Convergence of IT and OT networks creating skills shortage and poses new security threats


“SCADA & ICS Cybersecurity Workshops”

The convergence of IT, the internet of things (IoT), operational technology (OT) and physical security networks within organisations has created an unprecedented risk in both private and public organisations across Australia and New Zealand (ANZ). It is particularly evident in critical infrastructure organisations such as healthcare, banking and finance, education, utilities, resources, telecommunications and defence, according to Forescout.

According to a Gartner survey, organisations are keen to integrate IoT and IT technologies (such as sensors, data stewardship, security and analytics) into OT systems. However, IoT deployments are still at an early stage and most organisations don’t yet have the skills, expertise or time to drive the IT/OT alignment requirements. (1)  Further, a survey of 504 Australian IT decision-makers revealed that 85 per cent of respondents believe integrated visibility into their IT and OT environments would add value to their organisation. (2)

Terrie Anderson, ANZ country manager, Forescout, said, “CEOs, directors and functional leaders need to take charge and foster conversations in their organisations to begin cross-skilling their teams to avoid potential cyberattacks.  As the IT, OT and IoT networks converge, mitigating against these attacks, which could cost organisations millions of dollars, or worse public embarrassment and brand damage should be an urgent priority.”

While the IT, OT and physical security worlds have been colliding for some time the industry is well behind in cross-skilling its people.  This has led to a global shortage of employable talent and  increases the impact on ANZ as importing labour with high level skills is not a viable option. Existing talent in the region needs to expand their skills set and are looking for employers that will offer the opportunity to cross-educate into converging cyber security environments.

Terrie Anderson said, “Organisations need visibility of their network so it can understand the challenge. They need to know every device that is connected continuously, what they are, where they are, and what they do. What’s most critical is understanding the state of every device, which includes whether it is patched, compliant and if it poses a risk.  Organisations need a single, unified vision across all environments with the ability to orchestrate all the security tools they have invested in. Then there needs to be collaboration between IT and OT teams that have traditionally been kept separate, and the opportunity to cross-skill the essential eyes on business continuity.”

Forescout has identified three key areas organisations should be doing now to help address the convergence skills gap:

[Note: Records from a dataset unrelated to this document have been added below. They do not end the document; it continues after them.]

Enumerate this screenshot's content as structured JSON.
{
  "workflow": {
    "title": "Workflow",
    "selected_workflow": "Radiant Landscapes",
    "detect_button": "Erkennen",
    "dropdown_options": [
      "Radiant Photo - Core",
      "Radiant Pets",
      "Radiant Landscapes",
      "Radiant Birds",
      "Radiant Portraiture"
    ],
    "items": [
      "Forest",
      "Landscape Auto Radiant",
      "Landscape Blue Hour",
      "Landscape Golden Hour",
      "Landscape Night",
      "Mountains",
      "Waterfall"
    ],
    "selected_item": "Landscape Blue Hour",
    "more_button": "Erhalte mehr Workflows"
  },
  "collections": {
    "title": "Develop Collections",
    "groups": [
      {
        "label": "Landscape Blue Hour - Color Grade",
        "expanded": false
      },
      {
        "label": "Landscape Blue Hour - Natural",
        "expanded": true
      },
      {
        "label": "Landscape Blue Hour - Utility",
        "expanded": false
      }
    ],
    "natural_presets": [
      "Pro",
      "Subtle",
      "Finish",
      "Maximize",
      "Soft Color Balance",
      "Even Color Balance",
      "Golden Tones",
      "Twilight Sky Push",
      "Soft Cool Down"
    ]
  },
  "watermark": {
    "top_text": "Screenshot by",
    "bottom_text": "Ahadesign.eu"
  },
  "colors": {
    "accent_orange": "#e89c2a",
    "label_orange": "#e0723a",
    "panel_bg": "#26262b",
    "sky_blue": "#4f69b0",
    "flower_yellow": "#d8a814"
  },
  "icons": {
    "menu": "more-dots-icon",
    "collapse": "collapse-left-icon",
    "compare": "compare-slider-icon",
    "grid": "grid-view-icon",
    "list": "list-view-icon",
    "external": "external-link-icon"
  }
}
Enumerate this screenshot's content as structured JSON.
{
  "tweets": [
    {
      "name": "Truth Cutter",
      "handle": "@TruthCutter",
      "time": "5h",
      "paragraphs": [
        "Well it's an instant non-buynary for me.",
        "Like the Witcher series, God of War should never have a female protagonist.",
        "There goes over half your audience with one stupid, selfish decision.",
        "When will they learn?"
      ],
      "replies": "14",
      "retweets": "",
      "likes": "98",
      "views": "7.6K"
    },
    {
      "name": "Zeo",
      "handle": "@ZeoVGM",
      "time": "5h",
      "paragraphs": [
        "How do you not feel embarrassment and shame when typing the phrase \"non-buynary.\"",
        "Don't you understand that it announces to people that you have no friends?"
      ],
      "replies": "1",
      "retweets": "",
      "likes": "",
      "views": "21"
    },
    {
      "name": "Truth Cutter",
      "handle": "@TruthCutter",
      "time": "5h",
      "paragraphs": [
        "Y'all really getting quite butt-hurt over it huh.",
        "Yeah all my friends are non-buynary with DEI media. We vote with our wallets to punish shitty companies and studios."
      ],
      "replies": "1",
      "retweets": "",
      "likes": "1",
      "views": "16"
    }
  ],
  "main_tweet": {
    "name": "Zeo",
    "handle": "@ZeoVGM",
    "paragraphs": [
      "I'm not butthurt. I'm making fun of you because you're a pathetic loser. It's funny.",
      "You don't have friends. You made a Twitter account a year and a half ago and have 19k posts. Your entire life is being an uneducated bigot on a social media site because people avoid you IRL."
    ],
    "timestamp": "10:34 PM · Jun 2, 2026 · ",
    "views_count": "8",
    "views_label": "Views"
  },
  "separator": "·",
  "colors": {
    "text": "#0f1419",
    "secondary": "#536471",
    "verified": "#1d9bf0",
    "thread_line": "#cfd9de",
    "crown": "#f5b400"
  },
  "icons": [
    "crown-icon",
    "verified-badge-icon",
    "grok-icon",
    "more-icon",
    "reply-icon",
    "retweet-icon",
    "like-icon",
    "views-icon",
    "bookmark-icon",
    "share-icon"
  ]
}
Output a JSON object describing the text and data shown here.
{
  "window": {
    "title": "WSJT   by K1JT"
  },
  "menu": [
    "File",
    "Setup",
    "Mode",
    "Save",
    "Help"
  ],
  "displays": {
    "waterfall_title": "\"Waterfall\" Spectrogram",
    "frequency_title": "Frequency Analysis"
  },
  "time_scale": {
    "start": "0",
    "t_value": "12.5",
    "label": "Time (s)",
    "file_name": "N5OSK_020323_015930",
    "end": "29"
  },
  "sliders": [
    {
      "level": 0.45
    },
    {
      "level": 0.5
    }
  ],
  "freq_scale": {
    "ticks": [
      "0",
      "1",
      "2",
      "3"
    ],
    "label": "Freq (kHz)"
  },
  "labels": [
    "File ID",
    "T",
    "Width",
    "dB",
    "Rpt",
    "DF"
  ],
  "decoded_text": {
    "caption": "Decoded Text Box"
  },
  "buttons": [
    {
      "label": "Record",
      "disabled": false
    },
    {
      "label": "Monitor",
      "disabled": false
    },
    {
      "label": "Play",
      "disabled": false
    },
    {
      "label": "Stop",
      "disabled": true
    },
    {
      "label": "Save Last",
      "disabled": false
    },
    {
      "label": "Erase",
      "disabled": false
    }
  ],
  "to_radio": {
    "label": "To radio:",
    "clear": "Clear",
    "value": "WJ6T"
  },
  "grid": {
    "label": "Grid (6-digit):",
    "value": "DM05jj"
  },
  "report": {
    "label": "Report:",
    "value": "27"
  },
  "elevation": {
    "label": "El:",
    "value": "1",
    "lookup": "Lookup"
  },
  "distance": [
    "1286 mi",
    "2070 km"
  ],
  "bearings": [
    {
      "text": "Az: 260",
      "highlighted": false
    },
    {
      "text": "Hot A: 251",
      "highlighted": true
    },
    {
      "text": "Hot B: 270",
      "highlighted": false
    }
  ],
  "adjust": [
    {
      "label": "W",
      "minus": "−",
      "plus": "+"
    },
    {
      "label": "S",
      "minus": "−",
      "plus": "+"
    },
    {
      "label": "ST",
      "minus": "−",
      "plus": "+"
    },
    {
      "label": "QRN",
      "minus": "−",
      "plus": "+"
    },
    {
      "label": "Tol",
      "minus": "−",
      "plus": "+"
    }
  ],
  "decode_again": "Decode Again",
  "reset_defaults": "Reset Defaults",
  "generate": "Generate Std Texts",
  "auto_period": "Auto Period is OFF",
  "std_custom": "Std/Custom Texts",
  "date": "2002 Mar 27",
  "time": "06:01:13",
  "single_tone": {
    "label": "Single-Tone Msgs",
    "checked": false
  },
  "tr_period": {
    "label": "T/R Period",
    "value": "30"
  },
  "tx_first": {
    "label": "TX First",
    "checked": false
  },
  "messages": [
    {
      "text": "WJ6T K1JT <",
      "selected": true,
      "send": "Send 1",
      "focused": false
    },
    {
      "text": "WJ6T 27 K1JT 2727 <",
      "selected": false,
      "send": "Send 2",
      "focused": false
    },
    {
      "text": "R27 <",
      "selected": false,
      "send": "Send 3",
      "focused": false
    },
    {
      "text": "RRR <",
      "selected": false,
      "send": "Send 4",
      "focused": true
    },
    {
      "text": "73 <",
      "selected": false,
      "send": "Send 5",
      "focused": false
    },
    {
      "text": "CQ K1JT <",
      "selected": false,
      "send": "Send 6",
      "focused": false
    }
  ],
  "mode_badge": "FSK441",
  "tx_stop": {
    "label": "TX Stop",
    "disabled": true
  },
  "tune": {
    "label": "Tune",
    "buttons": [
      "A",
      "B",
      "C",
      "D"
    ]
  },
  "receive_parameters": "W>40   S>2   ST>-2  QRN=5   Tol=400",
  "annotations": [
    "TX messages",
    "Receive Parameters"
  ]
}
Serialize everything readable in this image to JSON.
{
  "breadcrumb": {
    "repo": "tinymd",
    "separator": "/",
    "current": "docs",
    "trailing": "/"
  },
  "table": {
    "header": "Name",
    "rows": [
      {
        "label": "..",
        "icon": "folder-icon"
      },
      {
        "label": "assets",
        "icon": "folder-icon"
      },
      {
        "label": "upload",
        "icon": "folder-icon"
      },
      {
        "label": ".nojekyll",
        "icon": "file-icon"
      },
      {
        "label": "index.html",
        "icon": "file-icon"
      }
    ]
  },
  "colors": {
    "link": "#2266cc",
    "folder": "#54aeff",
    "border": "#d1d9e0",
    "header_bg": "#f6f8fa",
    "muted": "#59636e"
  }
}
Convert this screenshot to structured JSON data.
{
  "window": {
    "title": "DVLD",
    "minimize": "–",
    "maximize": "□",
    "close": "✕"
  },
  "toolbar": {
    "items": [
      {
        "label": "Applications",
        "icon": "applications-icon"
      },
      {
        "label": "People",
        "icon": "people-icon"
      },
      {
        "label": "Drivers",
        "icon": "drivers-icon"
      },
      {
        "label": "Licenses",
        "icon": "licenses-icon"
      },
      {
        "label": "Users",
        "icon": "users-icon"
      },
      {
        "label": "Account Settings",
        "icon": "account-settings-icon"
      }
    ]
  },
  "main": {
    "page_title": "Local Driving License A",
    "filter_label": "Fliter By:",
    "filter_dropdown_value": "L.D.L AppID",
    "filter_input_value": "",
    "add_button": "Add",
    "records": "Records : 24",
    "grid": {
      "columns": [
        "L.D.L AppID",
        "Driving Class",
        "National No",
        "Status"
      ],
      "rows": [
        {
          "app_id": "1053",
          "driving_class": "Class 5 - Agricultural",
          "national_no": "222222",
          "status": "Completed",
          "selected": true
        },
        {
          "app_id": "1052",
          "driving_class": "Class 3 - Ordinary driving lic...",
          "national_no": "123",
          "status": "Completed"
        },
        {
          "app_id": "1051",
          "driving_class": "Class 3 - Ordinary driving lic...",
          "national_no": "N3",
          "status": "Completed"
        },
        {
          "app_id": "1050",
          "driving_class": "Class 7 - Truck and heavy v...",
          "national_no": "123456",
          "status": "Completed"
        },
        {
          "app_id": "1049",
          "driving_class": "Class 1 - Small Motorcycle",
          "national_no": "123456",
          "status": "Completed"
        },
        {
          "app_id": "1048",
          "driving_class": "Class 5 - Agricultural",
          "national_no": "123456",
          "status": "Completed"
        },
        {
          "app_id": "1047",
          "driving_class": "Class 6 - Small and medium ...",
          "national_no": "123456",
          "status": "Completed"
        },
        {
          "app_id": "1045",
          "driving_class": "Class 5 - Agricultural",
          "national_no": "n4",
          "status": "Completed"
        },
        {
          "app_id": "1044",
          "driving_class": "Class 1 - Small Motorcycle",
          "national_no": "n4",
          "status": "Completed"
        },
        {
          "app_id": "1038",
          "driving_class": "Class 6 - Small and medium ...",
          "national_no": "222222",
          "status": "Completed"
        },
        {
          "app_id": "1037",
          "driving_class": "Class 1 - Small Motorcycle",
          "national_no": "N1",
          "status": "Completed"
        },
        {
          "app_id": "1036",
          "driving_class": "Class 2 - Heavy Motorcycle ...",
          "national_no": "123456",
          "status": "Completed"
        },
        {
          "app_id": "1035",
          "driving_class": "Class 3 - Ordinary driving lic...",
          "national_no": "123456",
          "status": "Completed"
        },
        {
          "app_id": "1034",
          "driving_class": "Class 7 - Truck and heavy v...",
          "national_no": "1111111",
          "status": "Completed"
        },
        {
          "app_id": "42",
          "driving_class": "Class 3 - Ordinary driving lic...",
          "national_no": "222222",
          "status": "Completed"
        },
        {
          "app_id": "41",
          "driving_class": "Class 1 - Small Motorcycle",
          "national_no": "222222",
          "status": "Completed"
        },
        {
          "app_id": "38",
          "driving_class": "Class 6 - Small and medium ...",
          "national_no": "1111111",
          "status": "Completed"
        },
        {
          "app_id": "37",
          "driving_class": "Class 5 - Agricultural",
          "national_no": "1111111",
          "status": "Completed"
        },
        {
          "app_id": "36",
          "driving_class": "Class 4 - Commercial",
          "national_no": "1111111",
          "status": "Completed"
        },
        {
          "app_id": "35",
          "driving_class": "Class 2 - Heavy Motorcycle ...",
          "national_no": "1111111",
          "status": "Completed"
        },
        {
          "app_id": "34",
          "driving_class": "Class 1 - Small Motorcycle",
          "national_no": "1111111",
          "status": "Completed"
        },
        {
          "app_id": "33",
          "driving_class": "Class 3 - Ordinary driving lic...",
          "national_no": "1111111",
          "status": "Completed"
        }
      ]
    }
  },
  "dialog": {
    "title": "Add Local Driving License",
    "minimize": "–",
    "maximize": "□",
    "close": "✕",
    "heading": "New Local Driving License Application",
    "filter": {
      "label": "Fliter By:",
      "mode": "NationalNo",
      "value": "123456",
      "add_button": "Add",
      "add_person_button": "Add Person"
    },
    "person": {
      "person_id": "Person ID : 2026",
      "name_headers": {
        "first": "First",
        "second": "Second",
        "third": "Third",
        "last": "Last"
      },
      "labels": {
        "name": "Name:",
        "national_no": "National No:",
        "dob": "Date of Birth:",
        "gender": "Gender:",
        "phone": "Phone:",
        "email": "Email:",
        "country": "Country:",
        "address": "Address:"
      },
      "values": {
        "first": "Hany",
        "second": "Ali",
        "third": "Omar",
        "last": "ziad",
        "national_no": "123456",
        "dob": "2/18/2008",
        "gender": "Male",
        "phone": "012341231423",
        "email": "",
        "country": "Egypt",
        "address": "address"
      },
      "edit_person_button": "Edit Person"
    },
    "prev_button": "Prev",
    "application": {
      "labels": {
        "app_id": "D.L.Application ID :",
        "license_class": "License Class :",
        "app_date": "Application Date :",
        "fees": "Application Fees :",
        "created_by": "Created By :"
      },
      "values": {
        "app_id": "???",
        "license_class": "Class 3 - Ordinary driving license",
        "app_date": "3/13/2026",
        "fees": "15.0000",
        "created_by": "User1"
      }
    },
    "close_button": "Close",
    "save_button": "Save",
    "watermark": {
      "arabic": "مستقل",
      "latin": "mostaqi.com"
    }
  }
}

  1. Integrated visibility. In every possible threat scenario real time 100 per cent visibility is foundational in knowing where to invest for the best return and where to take automated action against basic threats. Without a single, accurate, automated source of truth on connected devices organisations are operating with a hope strategy, unable to enforce policy and always scrambling behind when each threat emerges.
  2. Cross-skilling. Affected organisations should be looking at cross-skilling their IT and OT teams, and integrating the teams for planning projects from the ground up that are compliant to a converged cybersecurity policy and  the best and fastest response to an incident.
  3. Education. While STEM should remain a focus, educators need to look at skilling the next generation for present and future scenarios in convergence. While programming is still a critical skill, this must be broadened to include a wider range of capabilities that are desperately needed now and will only increase in the future.

Terrie Anderson said, “IT/OT convergence is here now, and it isn’t going away.  ANZ organisations seeking competitive advantage must act now or they will struggle to keep pace with the global trend for IT/OT convergence.”